* TRY IT
Retype every line below precisely as it appears.

[DATA TO EXAMINE — start]

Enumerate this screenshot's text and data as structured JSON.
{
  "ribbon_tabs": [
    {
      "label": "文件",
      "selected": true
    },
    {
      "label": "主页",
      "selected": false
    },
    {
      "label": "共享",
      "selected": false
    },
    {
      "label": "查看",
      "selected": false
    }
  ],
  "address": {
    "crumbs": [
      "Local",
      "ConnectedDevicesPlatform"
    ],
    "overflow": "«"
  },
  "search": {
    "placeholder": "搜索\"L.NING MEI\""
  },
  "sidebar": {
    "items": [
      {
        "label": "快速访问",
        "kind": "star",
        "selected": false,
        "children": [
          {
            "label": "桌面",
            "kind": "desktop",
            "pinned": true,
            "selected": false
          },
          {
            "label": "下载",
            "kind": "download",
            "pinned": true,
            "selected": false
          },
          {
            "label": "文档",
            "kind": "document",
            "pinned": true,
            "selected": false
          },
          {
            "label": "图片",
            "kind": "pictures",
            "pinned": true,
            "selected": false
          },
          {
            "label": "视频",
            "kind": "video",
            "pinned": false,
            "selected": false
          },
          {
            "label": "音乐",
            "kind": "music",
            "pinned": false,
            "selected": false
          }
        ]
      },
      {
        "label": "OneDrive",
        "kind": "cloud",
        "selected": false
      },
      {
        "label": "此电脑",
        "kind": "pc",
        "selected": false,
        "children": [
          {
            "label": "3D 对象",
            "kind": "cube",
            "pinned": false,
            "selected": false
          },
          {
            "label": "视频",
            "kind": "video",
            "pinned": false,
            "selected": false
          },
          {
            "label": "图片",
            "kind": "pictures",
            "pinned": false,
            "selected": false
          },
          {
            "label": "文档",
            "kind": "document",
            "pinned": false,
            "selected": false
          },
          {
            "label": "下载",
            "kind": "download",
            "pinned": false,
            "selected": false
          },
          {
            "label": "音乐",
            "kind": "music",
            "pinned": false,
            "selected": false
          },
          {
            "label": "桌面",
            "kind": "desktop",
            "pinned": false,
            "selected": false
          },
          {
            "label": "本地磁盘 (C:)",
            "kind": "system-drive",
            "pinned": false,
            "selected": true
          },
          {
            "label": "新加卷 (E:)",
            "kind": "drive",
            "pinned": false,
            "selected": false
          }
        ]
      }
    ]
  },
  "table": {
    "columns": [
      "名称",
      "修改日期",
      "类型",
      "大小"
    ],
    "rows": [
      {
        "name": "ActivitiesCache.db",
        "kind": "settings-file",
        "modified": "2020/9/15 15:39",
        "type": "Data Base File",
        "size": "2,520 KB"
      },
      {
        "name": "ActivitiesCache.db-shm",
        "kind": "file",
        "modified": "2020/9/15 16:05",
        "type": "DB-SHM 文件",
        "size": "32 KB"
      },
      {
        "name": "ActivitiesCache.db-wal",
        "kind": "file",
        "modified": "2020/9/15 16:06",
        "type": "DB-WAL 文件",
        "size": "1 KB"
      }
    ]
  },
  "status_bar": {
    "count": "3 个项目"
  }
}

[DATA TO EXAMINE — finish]

* TASK RESPONSE
Enumerate this screenshot's text and data as structured JSON.
{
  "ribbon_tabs": [
    {
      "label": "文件",
      "selected": true
    },
    {
      "label": "主页",
      "selected": false
    },
    {
      "label": "共享",
      "selected": false
    },
    {
      "label": "查看",
      "selected": false
    }
  ],
  "address": {
    "crumbs": [
      "Local",
      "ConnectedDevicesPlatform"
    ],
    "overflow": "«"
  },
  "search": {
    "placeholder": "搜索\"L.NING MEI\""
  },
  "sidebar": {
    "items": [
      {
        "label": "快速访问",
        "kind": "star",
        "selected": false,
        "children": [
          {
            "label": "桌面",
            "kind": "desktop",
            "pinned": true,
            "selected": false
          },
          {
            "label": "下载",
            "kind": "download",
            "pinned": true,
            "selected": false
          },
          {
            "label": "文档",
            "kind": "document",
            "pinned": true,
            "selected": false
          },
          {
            "label": "图片",
            "kind": "pictures",
            "pinned": true,
            "selected": false
          },
          {
            "label": "视频",
            "kind": "video",
            "pinned": false,
            "selected": false
          },
          {
            "label": "音乐",
            "kind": "music",
            "pinned": false,
            "selected": false
          }
        ]
      },
      {
        "label": "OneDrive",
        "kind": "cloud",
        "selected": false
      },
      {
        "label": "此电脑",
        "kind": "pc",
        "selected": false,
        "children": [
          {
            "label": "3D 对象",
            "kind": "cube",
            "pinned": false,
            "selected": false
          },
          {
            "label": "视频",
            "kind": "video",
            "pinned": false,
            "selected": false
          },
          {
            "label": "图片",
            "kind": "pictures",
            "pinned": false,
            "selected": false
          },
          {
            "label": "文档",
            "kind": "document",
            "pinned": false,
            "selected": false
          },
          {
            "label": "下载",
            "kind": "download",
            "pinned": false,
            "selected": false
          },
          {
            "label": "音乐",
            "kind": "music",
            "pinned": false,
            "selected": false
          },
          {
            "label": "桌面",
            "kind": "desktop",
            "pinned": false,
            "selected": false
          },
          {
            "label": "本地磁盘 (C:)",
            "kind": "system-drive",
            "pinned": false,
            "selected": true
          },
          {
            "label": "新加卷 (E:)",
            "kind": "drive",
            "pinned": false,
            "selected": false
          }
        ]
      }
    ]
  },
  "table": {
    "columns": [
      "名称",
      "修改日期",
      "类型",
      "大小"
    ],
    "rows": [
      {
        "name": "ActivitiesCache.db",
        "kind": "settings-file",
        "modified": "2020/9/15 15:39",
        "type": "Data Base File",
        "size": "2,520 KB"
      },
      {
        "name": "ActivitiesCache.db-shm",
        "kind": "file",
        "modified": "2020/9/15 16:05",
        "type": "DB-SHM 文件",
        "size": "32 KB"
      },
      {
        "name": "ActivitiesCache.db-wal",
        "kind": "file",
        "modified": "2020/9/15 16:06",
        "type": "DB-WAL 文件",
        "size": "1 KB"
      }
    ]
  },
  "status_bar": {
    "count": "3 个项目"
  }
}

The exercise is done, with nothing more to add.